For each line below that contains the string "Новое", copy that line.

- **Data for this task**:
--- START ---
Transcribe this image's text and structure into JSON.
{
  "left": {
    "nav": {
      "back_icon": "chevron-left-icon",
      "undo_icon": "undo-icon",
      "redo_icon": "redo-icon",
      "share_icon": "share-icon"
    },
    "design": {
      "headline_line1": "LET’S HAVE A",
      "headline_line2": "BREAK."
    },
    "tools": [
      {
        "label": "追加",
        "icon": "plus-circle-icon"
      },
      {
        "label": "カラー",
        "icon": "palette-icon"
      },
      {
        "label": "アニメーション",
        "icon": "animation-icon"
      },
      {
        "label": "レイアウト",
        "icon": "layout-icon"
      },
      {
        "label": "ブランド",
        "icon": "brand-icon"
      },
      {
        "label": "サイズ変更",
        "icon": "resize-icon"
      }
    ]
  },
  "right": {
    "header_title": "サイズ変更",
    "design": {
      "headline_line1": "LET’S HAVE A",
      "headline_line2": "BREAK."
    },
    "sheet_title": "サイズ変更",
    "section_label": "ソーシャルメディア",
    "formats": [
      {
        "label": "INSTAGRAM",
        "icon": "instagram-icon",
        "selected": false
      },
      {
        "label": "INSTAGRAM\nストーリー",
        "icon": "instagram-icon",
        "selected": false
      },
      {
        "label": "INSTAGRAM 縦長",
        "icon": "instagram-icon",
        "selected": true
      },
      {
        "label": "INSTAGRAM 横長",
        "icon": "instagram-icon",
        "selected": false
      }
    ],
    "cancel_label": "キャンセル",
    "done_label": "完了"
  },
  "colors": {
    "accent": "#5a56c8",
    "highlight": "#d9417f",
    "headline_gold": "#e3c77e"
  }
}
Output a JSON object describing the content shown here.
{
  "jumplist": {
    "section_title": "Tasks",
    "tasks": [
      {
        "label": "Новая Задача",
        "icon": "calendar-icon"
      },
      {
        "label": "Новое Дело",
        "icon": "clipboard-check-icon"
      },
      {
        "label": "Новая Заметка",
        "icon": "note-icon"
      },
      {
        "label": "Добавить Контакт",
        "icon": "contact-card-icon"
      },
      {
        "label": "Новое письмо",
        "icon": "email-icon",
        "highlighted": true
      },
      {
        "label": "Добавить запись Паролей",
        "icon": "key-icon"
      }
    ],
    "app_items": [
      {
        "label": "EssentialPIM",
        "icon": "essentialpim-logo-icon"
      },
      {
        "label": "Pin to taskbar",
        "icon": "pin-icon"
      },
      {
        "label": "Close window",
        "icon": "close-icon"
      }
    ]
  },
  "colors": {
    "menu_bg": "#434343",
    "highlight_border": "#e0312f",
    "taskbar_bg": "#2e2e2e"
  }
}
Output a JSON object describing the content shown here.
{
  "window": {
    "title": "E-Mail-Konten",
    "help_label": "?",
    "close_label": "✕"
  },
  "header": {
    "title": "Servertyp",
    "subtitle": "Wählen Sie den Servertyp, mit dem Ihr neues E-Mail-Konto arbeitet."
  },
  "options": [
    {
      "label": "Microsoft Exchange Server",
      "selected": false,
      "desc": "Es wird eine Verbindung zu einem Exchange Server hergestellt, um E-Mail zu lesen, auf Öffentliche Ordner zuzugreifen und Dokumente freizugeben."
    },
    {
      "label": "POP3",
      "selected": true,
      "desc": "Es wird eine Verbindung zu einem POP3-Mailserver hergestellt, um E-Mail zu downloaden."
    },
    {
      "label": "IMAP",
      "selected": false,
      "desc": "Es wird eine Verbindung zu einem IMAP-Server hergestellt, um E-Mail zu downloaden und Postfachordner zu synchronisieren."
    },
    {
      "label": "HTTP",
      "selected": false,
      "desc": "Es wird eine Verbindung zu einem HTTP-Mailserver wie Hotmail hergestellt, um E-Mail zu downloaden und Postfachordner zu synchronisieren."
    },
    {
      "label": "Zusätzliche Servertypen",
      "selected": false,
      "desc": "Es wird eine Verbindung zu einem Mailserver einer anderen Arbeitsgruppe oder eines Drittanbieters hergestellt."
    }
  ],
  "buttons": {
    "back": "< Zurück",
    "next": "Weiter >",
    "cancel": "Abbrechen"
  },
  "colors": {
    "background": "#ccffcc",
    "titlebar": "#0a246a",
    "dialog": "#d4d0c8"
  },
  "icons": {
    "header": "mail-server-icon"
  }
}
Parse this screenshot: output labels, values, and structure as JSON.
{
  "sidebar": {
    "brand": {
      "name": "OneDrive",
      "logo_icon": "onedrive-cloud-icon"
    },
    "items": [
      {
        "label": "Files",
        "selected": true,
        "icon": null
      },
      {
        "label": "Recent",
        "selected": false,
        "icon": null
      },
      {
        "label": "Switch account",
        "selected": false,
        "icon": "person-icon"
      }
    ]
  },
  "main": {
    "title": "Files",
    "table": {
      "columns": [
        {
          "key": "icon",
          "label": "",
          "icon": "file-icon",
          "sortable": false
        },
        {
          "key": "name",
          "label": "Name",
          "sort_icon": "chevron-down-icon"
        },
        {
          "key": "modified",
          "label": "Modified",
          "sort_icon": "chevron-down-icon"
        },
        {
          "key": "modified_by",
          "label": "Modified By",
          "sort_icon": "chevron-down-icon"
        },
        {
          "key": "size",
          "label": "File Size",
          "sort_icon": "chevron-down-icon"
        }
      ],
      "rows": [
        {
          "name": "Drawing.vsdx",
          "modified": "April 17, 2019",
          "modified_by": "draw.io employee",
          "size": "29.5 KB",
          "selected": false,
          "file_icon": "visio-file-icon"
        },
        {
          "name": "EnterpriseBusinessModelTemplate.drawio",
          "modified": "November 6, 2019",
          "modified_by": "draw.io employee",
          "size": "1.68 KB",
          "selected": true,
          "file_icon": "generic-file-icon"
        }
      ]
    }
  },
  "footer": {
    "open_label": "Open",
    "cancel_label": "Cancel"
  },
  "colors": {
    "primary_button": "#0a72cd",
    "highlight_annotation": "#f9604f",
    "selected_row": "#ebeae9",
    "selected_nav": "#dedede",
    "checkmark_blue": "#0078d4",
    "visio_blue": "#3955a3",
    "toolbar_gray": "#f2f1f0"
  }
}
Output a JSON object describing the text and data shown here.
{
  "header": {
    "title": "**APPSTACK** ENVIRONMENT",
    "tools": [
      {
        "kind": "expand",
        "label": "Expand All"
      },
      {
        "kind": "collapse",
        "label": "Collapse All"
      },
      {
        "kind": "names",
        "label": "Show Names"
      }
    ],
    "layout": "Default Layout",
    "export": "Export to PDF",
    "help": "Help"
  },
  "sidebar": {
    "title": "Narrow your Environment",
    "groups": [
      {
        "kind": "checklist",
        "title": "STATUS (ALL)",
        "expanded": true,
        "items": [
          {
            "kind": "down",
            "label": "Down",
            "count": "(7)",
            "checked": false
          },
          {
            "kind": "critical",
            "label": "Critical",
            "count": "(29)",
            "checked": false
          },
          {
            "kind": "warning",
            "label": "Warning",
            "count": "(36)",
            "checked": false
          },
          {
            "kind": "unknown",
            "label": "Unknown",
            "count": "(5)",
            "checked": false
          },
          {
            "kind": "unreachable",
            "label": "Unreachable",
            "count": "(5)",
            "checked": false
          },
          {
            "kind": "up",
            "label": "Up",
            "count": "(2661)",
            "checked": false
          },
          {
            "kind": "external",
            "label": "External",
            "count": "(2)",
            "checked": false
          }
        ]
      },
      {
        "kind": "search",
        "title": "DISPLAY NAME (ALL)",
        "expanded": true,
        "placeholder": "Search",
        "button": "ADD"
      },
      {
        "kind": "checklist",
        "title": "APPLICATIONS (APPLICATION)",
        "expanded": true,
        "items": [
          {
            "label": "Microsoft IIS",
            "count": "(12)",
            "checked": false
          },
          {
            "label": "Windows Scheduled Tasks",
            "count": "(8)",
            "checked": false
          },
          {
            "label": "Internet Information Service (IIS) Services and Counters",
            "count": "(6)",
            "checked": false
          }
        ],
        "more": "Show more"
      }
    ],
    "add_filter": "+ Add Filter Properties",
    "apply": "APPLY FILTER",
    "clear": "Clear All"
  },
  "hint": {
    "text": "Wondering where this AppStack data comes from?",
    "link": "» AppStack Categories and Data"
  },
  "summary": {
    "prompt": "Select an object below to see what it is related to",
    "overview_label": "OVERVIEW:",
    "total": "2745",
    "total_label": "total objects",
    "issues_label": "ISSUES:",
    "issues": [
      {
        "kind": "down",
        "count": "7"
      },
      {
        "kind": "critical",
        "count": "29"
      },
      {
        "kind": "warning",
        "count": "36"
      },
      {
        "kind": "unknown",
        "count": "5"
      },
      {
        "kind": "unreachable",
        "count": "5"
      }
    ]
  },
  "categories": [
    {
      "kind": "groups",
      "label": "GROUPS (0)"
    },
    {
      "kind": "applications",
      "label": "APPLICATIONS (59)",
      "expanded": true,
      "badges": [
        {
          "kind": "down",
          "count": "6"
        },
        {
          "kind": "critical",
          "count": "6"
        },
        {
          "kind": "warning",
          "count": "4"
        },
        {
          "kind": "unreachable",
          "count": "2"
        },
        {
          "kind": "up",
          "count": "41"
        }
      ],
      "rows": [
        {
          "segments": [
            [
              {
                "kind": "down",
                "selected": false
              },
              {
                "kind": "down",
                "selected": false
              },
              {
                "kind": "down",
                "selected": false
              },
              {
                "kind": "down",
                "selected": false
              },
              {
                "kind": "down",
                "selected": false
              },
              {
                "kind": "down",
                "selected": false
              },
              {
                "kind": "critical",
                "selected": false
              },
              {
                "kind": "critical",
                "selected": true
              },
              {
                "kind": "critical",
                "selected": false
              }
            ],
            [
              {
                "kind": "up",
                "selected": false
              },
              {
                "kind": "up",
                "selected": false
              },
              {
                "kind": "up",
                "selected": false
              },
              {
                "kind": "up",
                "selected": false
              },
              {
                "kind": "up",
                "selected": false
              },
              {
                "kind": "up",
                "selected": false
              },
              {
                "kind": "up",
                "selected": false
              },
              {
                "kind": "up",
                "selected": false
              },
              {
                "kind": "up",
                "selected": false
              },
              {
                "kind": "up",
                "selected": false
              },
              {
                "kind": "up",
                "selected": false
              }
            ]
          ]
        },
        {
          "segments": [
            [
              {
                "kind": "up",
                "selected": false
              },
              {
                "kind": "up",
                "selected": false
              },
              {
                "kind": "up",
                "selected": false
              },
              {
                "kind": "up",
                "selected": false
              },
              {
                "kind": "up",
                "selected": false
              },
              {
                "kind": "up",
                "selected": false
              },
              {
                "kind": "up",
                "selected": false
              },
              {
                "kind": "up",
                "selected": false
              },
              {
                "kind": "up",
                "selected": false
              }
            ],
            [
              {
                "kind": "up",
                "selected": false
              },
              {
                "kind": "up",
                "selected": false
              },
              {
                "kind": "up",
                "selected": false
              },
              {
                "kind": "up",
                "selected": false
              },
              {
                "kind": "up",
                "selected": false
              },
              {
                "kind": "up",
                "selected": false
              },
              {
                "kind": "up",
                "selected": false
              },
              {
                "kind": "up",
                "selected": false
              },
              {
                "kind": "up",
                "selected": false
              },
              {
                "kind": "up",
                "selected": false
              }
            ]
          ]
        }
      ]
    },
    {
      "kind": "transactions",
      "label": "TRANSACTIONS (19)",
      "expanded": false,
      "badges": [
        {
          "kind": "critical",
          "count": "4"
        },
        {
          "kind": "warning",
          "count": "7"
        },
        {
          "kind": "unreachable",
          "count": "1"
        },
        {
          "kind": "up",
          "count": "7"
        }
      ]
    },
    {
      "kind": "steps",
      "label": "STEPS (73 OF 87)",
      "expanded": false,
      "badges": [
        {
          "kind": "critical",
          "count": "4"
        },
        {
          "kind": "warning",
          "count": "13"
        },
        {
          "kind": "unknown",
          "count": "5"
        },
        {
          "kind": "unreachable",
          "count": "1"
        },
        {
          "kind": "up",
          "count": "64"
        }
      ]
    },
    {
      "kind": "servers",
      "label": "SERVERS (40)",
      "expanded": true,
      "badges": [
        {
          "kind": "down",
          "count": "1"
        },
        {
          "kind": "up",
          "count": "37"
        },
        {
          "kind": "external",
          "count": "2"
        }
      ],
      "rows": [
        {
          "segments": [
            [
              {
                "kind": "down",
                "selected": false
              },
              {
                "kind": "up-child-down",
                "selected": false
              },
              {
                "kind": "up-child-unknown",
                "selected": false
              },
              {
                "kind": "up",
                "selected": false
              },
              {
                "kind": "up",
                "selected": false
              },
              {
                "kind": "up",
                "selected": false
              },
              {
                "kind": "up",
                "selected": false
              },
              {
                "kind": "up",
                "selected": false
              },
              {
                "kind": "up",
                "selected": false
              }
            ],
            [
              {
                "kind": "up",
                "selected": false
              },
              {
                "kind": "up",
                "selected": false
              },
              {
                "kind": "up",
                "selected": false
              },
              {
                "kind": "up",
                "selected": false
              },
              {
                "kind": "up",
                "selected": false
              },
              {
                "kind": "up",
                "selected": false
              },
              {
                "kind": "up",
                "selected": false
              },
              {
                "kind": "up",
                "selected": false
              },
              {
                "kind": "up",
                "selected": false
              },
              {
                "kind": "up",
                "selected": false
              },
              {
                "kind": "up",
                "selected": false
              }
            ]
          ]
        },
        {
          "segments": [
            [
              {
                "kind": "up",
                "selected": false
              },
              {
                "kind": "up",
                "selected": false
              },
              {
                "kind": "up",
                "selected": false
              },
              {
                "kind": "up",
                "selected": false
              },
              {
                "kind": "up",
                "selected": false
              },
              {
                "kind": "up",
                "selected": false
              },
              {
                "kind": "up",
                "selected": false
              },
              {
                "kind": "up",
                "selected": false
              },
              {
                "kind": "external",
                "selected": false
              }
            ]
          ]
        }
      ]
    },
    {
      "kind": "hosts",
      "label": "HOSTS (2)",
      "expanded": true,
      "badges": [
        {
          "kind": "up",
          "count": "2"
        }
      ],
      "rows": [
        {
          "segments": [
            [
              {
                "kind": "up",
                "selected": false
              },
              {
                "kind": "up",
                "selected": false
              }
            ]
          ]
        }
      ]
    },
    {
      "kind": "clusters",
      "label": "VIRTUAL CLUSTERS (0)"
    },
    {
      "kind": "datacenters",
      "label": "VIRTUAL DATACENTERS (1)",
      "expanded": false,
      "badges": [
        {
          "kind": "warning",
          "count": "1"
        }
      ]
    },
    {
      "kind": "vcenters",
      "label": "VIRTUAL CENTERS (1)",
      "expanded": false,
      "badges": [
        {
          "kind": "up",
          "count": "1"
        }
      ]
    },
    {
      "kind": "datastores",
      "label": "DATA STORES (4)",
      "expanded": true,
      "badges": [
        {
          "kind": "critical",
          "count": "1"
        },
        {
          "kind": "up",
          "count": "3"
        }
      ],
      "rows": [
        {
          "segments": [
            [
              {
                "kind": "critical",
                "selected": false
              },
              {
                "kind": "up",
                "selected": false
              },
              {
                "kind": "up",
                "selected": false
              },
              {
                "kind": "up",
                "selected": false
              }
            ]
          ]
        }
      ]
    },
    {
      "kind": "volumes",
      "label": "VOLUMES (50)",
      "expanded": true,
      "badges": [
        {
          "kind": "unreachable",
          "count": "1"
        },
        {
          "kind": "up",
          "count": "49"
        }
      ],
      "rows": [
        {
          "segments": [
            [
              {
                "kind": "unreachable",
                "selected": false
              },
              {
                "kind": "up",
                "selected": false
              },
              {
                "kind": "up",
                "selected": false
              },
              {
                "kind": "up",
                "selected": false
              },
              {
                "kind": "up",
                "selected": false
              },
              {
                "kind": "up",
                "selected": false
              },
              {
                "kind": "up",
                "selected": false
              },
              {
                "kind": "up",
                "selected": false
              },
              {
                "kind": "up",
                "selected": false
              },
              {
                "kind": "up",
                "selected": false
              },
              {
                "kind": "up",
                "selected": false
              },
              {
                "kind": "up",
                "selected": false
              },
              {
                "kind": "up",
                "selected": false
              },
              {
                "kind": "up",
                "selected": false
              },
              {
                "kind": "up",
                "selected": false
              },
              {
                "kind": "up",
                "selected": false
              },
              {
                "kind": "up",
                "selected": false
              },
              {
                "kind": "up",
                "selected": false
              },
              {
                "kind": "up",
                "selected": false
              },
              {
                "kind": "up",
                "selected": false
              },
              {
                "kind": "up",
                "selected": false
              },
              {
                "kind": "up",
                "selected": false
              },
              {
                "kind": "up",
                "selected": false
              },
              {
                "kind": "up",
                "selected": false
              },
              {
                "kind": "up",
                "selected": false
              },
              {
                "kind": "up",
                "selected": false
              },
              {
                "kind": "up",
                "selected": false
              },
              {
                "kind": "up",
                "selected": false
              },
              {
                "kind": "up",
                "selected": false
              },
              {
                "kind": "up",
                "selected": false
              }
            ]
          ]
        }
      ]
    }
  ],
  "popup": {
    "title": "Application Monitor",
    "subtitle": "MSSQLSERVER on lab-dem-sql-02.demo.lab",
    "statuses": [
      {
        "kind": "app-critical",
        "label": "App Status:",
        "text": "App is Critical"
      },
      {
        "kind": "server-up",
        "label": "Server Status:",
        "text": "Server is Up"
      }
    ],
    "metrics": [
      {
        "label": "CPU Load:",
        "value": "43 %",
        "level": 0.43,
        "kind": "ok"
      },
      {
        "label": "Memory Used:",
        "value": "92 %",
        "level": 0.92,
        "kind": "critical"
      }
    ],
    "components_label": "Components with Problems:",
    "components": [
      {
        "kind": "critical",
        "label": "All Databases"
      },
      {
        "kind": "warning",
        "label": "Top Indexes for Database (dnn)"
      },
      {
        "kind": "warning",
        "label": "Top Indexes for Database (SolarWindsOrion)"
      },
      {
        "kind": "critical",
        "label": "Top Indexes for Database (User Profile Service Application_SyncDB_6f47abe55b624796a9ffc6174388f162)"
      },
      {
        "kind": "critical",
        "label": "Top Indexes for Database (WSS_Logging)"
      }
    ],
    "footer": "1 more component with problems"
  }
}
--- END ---
- **Response below**:
        "label": "Новое Дело",
        "label": "Новое письмо",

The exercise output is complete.